Though superlatives can mischaracterize any movie’s qualities, it is not an overstatement, I think, to call “Citizenfour,” Laura Poitras’ film about Edward Snowden, the movie…
Q. I saw the French film "The Visitors" and enjoyed it a great deal. Much of the humor was based on the dialogue. It really isn't fair to critique a film (a two star rating, no less) when one doesn't understand all the nuances of the language. (Eileen Blum, New York, N.Y.)
A. Then it isn't fair to sell $8 tickets to an audience and give them a subtitled film. Obviously, the film should have been shown only in French, and tickets sold only to French speakers. But since the majority of the people seeing this film in America are depending on the English subtitles, it wouldn't have been fair to review it any other way.
Q. I saw something disturbing today. One of those ads plugging "The Spitfire Grill" splashed several unattributed quotes on the screen. Phrases like "Oscar-caliber performances," "Four Stars," "the feel-good movie of the summer," and the like. Mixed in with these--as if to add legitimacy--were quotes from some of those critics who seem to love everything from "Schindler's List" to "Jury Duty." You know who. But since when are studios using unattributed quotes? "An incredible experience?" Sez who? (Bruce Maiman, Monterey, Calif)
A. That's a common practice in TV ads, where they hope the words will flash by so quickly that viewers won't check for the attribution. Any film ad that uses unattributed quotes of praise is highly suspect. For example, if an ad says "Four stars!" but does not attribute the stars, that is another way of saying, "We could not find a single critic anywhere in the world who gave this movie four stars."
Q. Just saw the movie "Chain Reaction" and agreed with your assessment. You didn't mention some of the amusing "gaffes" in the script, however, which a good Chicagoan such as yourself must have noticed. For example, Keanu Reeves meets Morgan Freeman in the Field Museum and then leads a band of bad guys on a chase down a hall and into the Museum of Science and Industry. I guess when the director decided to move those two museums to Washington, D.C., he saw fit to join them together. Slick move. (Martin Densch, Janesville, Wis.)
A. At least the chase didn't continue in the Smithsonian.
Q. In last week's Answer Man you say, "Most agents charge a reading fee, because they cannot afford to subsidize the reading of the thousands of freelance screenplays produced every year." Actually, reading fees are verboten for Writers Guild signatory agents! They'd be bounced from the biz for charging reading fees! There ARE a lot of fly-by-night agents who charge reading fees, but any agent who would charge you such a fee you wouldn't want representing you! Every year there are over 30,000 scripts registered with Writers Guild Of America, west. Every year there are about 150-200 theatrical features made, and 300-350 direct to video or cable features made. Probably half of all films are assignments or based on novels, plays, or other copyrighted material, and NOT registered with the WGA--making the odds about 120 to one that a WGA-registered original script will be made into a movie! Good advice to new screenwriters: Keep writing! Don't show your scripts too soon. It may take writing 10 scripts before you finally get a handle on the form. Don't burn a bridge in front of you by sending your work out before it's up to professional standards. I've written 12 produced features and still have no agent. (W.C. Martell, Studio City, Ca.)

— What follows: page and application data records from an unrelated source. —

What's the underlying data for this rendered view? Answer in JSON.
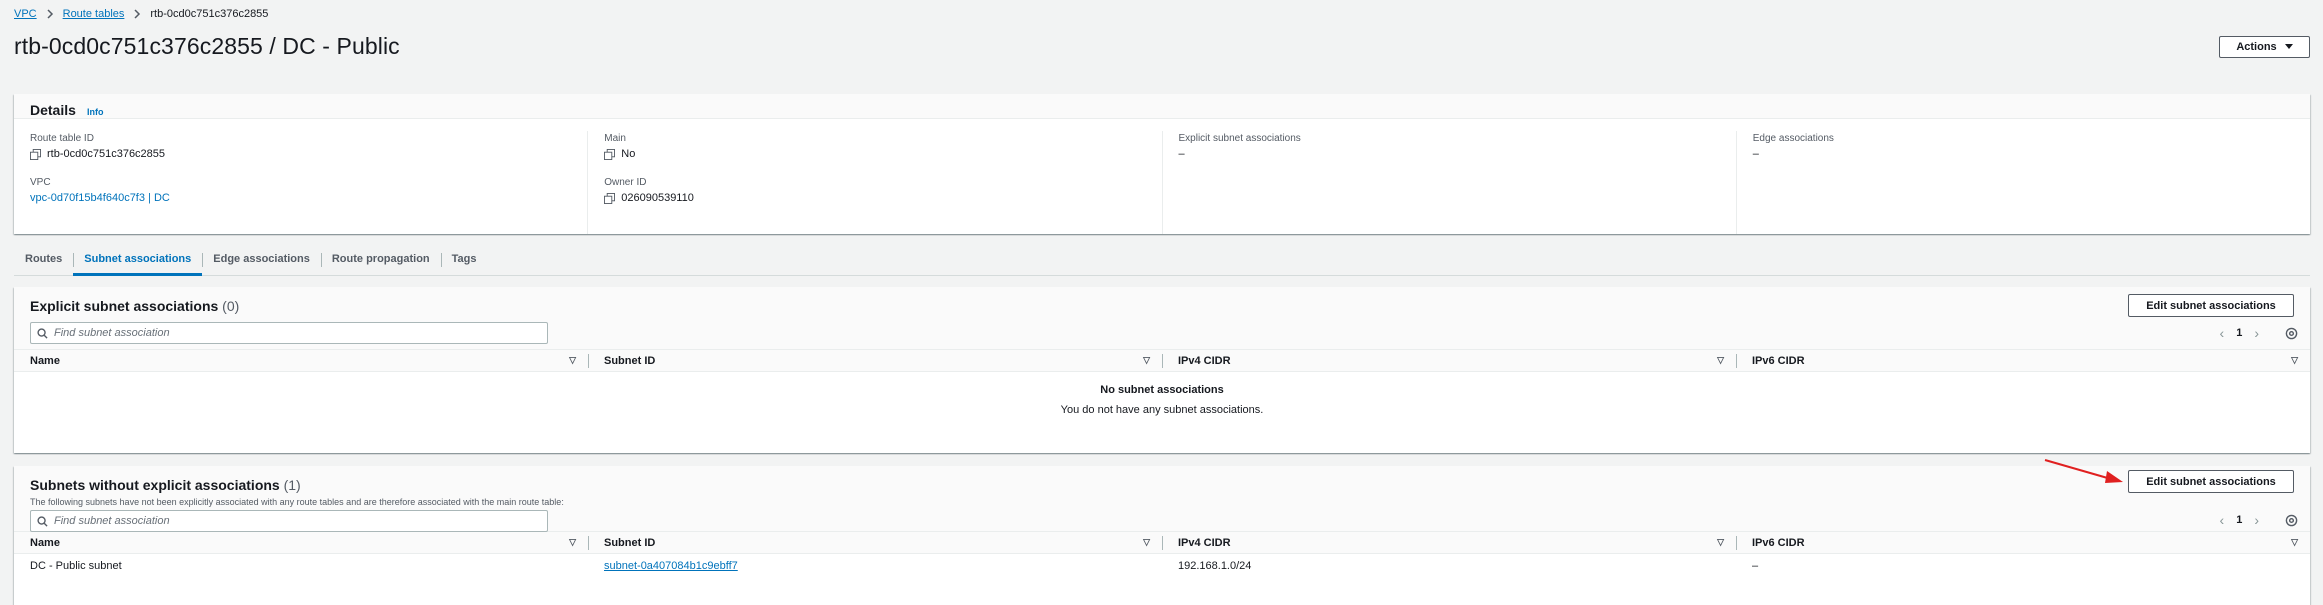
{
  "breadcrumb": {
    "items": [
      "VPC",
      "Route tables"
    ],
    "current": "rtb-0cd0c751c376c2855"
  },
  "page": {
    "title": "rtb-0cd0c751c376c2855 / DC - Public",
    "actions_label": "Actions"
  },
  "details": {
    "title": "Details",
    "info": "Info",
    "route_table_id_label": "Route table ID",
    "route_table_id": "rtb-0cd0c751c376c2855",
    "vpc_label": "VPC",
    "vpc": "vpc-0d70f15b4f640c7f3 | DC",
    "main_label": "Main",
    "main": "No",
    "owner_label": "Owner ID",
    "owner": "026090539110",
    "explicit_label": "Explicit subnet associations",
    "explicit_value": "–",
    "edge_label": "Edge associations",
    "edge_value": "–"
  },
  "tabs": [
    "Routes",
    "Subnet associations",
    "Edge associations",
    "Route propagation",
    "Tags"
  ],
  "explicit": {
    "title": "Explicit subnet associations",
    "count": "(0)",
    "edit_label": "Edit subnet associations",
    "search_placeholder": "Find subnet association",
    "page": "1",
    "columns": [
      "Name",
      "Subnet ID",
      "IPv4 CIDR",
      "IPv6 CIDR"
    ],
    "empty_title": "No subnet associations",
    "empty_text": "You do not have any subnet associations."
  },
  "without": {
    "title": "Subnets without explicit associations",
    "count": "(1)",
    "description": "The following subnets have not been explicitly associated with any route tables and are therefore associated with the main route table:",
    "edit_label": "Edit subnet associations",
    "search_placeholder": "Find subnet association",
    "page": "1",
    "columns": [
      "Name",
      "Subnet ID",
      "IPv4 CIDR",
      "IPv6 CIDR"
    ],
    "rows": [
      {
        "name": "DC - Public subnet",
        "subnet_id": "subnet-0a407084b1c9ebff7",
        "ipv4": "192.168.1.0/24",
        "ipv6": "–"
      }
    ]
  },
  "colors": {
    "link": "#0073bb",
    "arrow": "#e02020"
  }
}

A. Thanks for clearing up the Writers' Guild policies for me. I still believe it's true, however, that unproduced writers with no connections have a hard job getting established agents to read unsolicited screenplays. At some point, some kind of networking is helpful.
Q. Enjoyed your recent article about Ridefilm, the process that, as you wrote, "encloses you in a space with about 18 other people. It shows you a high-quality movie image on a wraparound screen. And it straps you to a seat and a platform that makes more than 200 movements a second, creating the illusion that you are participating in the action on the screen." Do you have any idea why Sony-IMAX doesn't combine their 3-D headsets with their Ridefilm? It seems to me that, combined, it would TOP either experience alone. Maybe they're afraid the expensive headset will fly off and break, eh? ...but hey, this is exactly the kind of situation that Gulliver Q. Chinstrap invented his famous headgear accessory for! (Steven D. Souza, Honolulu)
A. One little technical problem with the giant-screen processes, Omnimax and IMAX, is that the illusion is so real that quick cutting can cause motion sickness, vertigo and even nausea in the audience. That's why they usually use slow dissolves between long shots of largely static natural scenes. Combining the "max" process with a "Ridefilm" would require the inventions not just of Gulliver Q. Chinstrap but also of Ichabod Z. Barfbag.
This message came to me from a reader named Peter Svensland. He and a fr...
An appreciation of "1941" and interview with Bob Gale.
A review of Paul Thomas Anderson's "Inherent Vice" from the 2014 New York Film Festival.
An appreciation of filmmaker, writer and actor L.M. "Kit" Carson, a singular talent.